# Directions for this task:
Exactly as they stand, set down all of the records again.
*** Records for this exercise ***
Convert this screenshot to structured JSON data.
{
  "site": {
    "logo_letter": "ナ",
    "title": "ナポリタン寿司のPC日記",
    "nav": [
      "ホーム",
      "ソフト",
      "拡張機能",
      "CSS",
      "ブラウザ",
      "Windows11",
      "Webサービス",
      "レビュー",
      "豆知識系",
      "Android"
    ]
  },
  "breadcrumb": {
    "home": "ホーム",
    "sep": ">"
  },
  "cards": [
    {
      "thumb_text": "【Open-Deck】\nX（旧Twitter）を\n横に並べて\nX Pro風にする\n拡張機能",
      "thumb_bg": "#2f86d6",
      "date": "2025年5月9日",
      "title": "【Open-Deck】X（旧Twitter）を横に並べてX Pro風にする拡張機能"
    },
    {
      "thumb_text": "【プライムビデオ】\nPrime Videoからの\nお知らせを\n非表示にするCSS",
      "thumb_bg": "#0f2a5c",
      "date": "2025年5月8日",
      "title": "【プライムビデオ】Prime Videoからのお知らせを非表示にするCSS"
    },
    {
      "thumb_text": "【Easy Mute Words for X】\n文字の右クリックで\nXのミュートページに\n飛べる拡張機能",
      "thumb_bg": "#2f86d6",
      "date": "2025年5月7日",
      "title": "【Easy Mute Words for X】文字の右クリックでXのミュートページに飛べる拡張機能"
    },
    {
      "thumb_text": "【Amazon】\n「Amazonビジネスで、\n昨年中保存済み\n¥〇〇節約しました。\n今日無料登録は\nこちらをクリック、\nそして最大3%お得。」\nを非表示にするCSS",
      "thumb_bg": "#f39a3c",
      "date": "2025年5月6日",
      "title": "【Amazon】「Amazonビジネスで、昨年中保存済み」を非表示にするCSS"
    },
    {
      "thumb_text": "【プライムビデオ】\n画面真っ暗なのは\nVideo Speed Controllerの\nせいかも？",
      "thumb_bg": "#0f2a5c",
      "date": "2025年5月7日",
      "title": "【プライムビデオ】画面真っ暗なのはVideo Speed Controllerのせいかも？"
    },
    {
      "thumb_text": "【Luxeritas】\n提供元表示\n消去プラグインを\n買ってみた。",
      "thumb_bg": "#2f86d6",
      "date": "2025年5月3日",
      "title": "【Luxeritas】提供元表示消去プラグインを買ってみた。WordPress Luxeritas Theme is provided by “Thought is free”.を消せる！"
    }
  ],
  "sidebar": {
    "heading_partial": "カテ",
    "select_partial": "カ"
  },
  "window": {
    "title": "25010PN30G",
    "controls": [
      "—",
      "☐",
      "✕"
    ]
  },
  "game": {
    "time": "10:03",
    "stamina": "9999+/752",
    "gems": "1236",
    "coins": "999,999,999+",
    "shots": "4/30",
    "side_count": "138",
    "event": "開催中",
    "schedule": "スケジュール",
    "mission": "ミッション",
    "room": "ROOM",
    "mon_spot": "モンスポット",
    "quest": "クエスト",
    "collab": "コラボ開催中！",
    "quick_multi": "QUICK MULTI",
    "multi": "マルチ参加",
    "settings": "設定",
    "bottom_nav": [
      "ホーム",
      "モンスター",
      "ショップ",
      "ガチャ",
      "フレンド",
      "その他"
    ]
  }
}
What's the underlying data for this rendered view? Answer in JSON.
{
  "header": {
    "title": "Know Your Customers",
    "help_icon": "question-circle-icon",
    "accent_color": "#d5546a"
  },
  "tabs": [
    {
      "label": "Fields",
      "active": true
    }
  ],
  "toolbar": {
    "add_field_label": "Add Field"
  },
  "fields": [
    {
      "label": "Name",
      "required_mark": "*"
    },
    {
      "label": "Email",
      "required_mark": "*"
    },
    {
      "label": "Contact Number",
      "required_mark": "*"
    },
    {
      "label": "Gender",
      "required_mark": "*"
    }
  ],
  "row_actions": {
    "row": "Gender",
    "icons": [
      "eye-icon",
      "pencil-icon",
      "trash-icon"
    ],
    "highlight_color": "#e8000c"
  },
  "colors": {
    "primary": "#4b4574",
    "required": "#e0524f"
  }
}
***
# Answer for the task:
Convert this screenshot to structured JSON data.
{
  "site": {
    "logo_letter": "ナ",
    "title": "ナポリタン寿司のPC日記",
    "nav": [
      "ホーム",
      "ソフト",
      "拡張機能",
      "CSS",
      "ブラウザ",
      "Windows11",
      "Webサービス",
      "レビュー",
      "豆知識系",
      "Android"
    ]
  },
  "breadcrumb": {
    "home": "ホーム",
    "sep": ">"
  },
  "cards": [
    {
      "thumb_text": "【Open-Deck】\nX（旧Twitter）を\n横に並べて\nX Pro風にする\n拡張機能",
      "thumb_bg": "#2f86d6",
      "date": "2025年5月9日",
      "title": "【Open-Deck】X（旧Twitter）を横に並べてX Pro風にする拡張機能"
    },
    {
      "thumb_text": "【プライムビデオ】\nPrime Videoからの\nお知らせを\n非表示にするCSS",
      "thumb_bg": "#0f2a5c",
      "date": "2025年5月8日",
      "title": "【プライムビデオ】Prime Videoからのお知らせを非表示にするCSS"
    },
    {
      "thumb_text": "【Easy Mute Words for X】\n文字の右クリックで\nXのミュートページに\n飛べる拡張機能",
      "thumb_bg": "#2f86d6",
      "date": "2025年5月7日",
      "title": "【Easy Mute Words for X】文字の右クリックでXのミュートページに飛べる拡張機能"
    },
    {
      "thumb_text": "【Amazon】\n「Amazonビジネスで、\n昨年中保存済み\n¥〇〇節約しました。\n今日無料登録は\nこちらをクリック、\nそして最大3%お得。」\nを非表示にするCSS",
      "thumb_bg": "#f39a3c",
      "date": "2025年5月6日",
      "title": "【Amazon】「Amazonビジネスで、昨年中保存済み」を非表示にするCSS"
    },
    {
      "thumb_text": "【プライムビデオ】\n画面真っ暗なのは\nVideo Speed Controllerの\nせいかも？",
      "thumb_bg": "#0f2a5c",
      "date": "2025年5月7日",
      "title": "【プライムビデオ】画面真っ暗なのはVideo Speed Controllerのせいかも？"
    },
    {
      "thumb_text": "【Luxeritas】\n提供元表示\n消去プラグインを\n買ってみた。",
      "thumb_bg": "#2f86d6",
      "date": "2025年5月3日",
      "title": "【Luxeritas】提供元表示消去プラグインを買ってみた。WordPress Luxeritas Theme is provided by “Thought is free”.を消せる！"
    }
  ],
  "sidebar": {
    "heading_partial": "カテ",
    "select_partial": "カ"
  },
  "window": {
    "title": "25010PN30G",
    "controls": [
      "—",
      "☐",
      "✕"
    ]
  },
  "game": {
    "time": "10:03",
    "stamina": "9999+/752",
    "gems": "1236",
    "coins": "999,999,999+",
    "shots": "4/30",
    "side_count": "138",
    "event": "開催中",
    "schedule": "スケジュール",
    "mission": "ミッション",
    "room": "ROOM",
    "mon_spot": "モンスポット",
    "quest": "クエスト",
    "collab": "コラボ開催中！",
    "quick_multi": "QUICK MULTI",
    "multi": "マルチ参加",
    "settings": "設定",
    "bottom_nav": [
      "ホーム",
      "モンスター",
      "ショップ",
      "ガチャ",
      "フレンド",
      "その他"
    ]
  }
}
What's the underlying data for this rendered view? Answer in JSON.
{
  "header": {
    "title": "Know Your Customers",
    "help_icon": "question-circle-icon",
    "accent_color": "#d5546a"
  },
  "tabs": [
    {
      "label": "Fields",
      "active": true
    }
  ],
  "toolbar": {
    "add_field_label": "Add Field"
  },
  "fields": [
    {
      "label": "Name",
      "required_mark": "*"
    },
    {
      "label": "Email",
      "required_mark": "*"
    },
    {
      "label": "Contact Number",
      "required_mark": "*"
    },
    {
      "label": "Gender",
      "required_mark": "*"
    }
  ],
  "row_actions": {
    "row": "Gender",
    "icons": [
      "eye-icon",
      "pencil-icon",
      "trash-icon"
    ],
    "highlight_color": "#e8000c"
  },
  "colors": {
    "primary": "#4b4574",
    "required": "#e0524f"
  }
}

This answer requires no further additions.